"Should I say something or not?"
That question has been lingering in my mind the past 24 hours as I have watched the events in our nation unfold. Everyone is saying something, what's one more post among all the noise? Why bother? But is silence the answer? Whatever I post will be misconstrued, misused, criticized, weaponized, and only add to the division.
I can appreciate Jeremiah's plight in Jer. 20:9...
But if I say, "I will not mention his word or speak anymore in his name," his word is in my heart like a fire, a fire shut up in my bones. I am weary of holding it in; indeed, I cannot.
My thoughts I share with you are shaped by my calling as a pastor. I am not a political science major, a lawyer, a public policy expert, or a business owner. I don't want to argue politics, which is very difficult because so much in our nation and in Christianity has become politicized. So, here are my thoughts around just a few things I think are important to consider - perhaps they can be helpful to some.

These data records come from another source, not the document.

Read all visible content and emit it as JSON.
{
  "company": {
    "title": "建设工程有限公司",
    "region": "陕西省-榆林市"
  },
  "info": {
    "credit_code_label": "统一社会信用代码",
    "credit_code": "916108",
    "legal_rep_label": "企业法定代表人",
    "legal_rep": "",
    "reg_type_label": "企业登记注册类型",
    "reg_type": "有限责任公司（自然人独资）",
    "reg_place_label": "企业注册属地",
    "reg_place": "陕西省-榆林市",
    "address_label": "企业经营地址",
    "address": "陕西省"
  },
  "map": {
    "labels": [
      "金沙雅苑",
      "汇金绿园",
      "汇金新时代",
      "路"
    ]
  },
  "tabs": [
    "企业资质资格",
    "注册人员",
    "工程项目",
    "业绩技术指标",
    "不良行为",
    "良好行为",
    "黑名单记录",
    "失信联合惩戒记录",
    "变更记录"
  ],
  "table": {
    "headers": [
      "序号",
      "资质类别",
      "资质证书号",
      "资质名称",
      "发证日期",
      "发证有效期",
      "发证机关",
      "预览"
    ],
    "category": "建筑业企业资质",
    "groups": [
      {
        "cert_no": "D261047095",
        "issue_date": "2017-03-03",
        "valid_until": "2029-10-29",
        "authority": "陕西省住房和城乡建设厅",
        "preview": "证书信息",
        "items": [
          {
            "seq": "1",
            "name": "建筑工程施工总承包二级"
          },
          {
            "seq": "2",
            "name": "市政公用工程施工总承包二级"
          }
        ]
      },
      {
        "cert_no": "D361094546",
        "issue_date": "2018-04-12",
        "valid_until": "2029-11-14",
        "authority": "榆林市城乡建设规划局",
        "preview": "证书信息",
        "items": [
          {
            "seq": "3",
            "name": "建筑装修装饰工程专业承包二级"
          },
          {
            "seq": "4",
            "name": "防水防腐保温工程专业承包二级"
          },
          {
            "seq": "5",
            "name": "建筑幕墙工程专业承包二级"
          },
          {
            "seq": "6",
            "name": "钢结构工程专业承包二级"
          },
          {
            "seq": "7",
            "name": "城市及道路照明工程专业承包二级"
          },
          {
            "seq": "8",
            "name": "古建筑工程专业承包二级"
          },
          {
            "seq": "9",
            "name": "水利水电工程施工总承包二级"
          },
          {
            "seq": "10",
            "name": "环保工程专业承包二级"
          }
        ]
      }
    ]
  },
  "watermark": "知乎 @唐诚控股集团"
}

For those who profess to be followers of Jesus, humility is always foundational. I love the way CS Lewis describes it as "Not thinking less of yourself, but thinking of yourself less." Jesus has set us free from serving and saving ourselves in order to love and serve others. He has made it possible to have the well being of others on my heart and mind above my own self-interest. If our hearts are captured by the love and humility of Jesus it will show forth in our words, our tone, our demeanor, our reactions. Our public debates and conversations will be filled with grace, respect, dignity, honor, and kindness. Am I really more concerned about the well-being of others, or just trying to be right, win an argument, and get what I want and prefer? Humility can help us do some soul searching in answering those kinds of questions.
That leads me to my second thought...
Jesus instructed us to get the log out of our own eye before trying to get the speck out of someone else's. I like the phrase, "the worst sinner I know is me." If we truly believe that, it will have a profound affect on the way we interact with other people. No other person's sins are worse than mine. I am more concerned about my own sins than I am about other people's. We Christians have some real soul searching to do here. Collectively we have been doubling down on judging the "sins of the world" while politely excusing our own sins.
Religious people, Christians in particular often struggle with this. We tend to minimize the sins of self-righteousness and spiritual pride. I think the sins that Christians in America should be giving close attention to are the sins of Christian nationalism, legalism, and spiritual arrogance. These sins are deceptive, toxic and rooted in even deeper sins that have contributed to the decline of the church in America and promoted a "win at all costs" kind of mindset. We have pursued moral conformity over the gospel and political victories over Kingdom victories for far too long. I am convinced that any kind of movement for God's kingdom in America will be rooted in repentance by Christians.
The gospel of John says through Jesus we have "grace upon grace." Grace is underserved kindness. Christianity has always been grounded in the radical teaching of Jesus to love your enemies and pray for those who persecute you. Jesus makes it clear that peacemakers are blessed. Grace is the power that God uses to heal, restore, change, and bless. As people were drawn to Jesus because of grace, so his followers should also be known.
Yes, it is last for a reason. Too often we want to lead with truth. Just because you don't lead with truth, doesn't mean you have compromised truth. Truth matters profoundly, and it must be spoken - but it must be spoken in love. If we haven't earned the right to speak the truth, it won't be heard anyway. Truth spoken in rage, in anger, in hatred, in arrogance, in intolerance - is rarely heard, and hardly ever embraced. Many Christians and churches are speaking truth, but no one is listening, and for good reason. It's hard to listen and hear when the truth is covered over in hypocrisy, anger, rage, pride, and self-righteousness. Speak truth, for sure - but be very careful about how and when.
Don't lose sight of the fact that Christianity is bigger than America - always has been, and always will be. I think many American Christians feel that the two are inseparably connected. They are not. In fact, America isn't the epicenter of global Christianity any more. It has moved to Africa, or parts of Asia. America is now a mission field. It seems that many Christians have defended our current President as if he is the preserver of Christianity. He is not. Far from it. No matter who you support politically, that power is not what the church needs. Yes, religious freedom is a wonderful, beautiful, powerful thing. But don't confuse that with Christian nationalism.
What happened yesterday in our nation's capital was embarrassing, disgraceful, and evil. Our President's words and actions were wrong and destructive. The diagnosis of the situation is complex and complicated. The solutions to the problems and the path forward are difficult and overwhelming. It is my hope and prayer that Christians can be a part of healing and reconciliation. But that won't happen if we don't walk in the spirit of our Savior Jesus - in humility, grace, repentance, and truth.
If you made it this far, thanks for bearing with me. I pray these thoughts are helpful.
Rev. Paul Schult is an LCMS pastor, serving at Redeemer Lutheran Church in Redwood City, CA.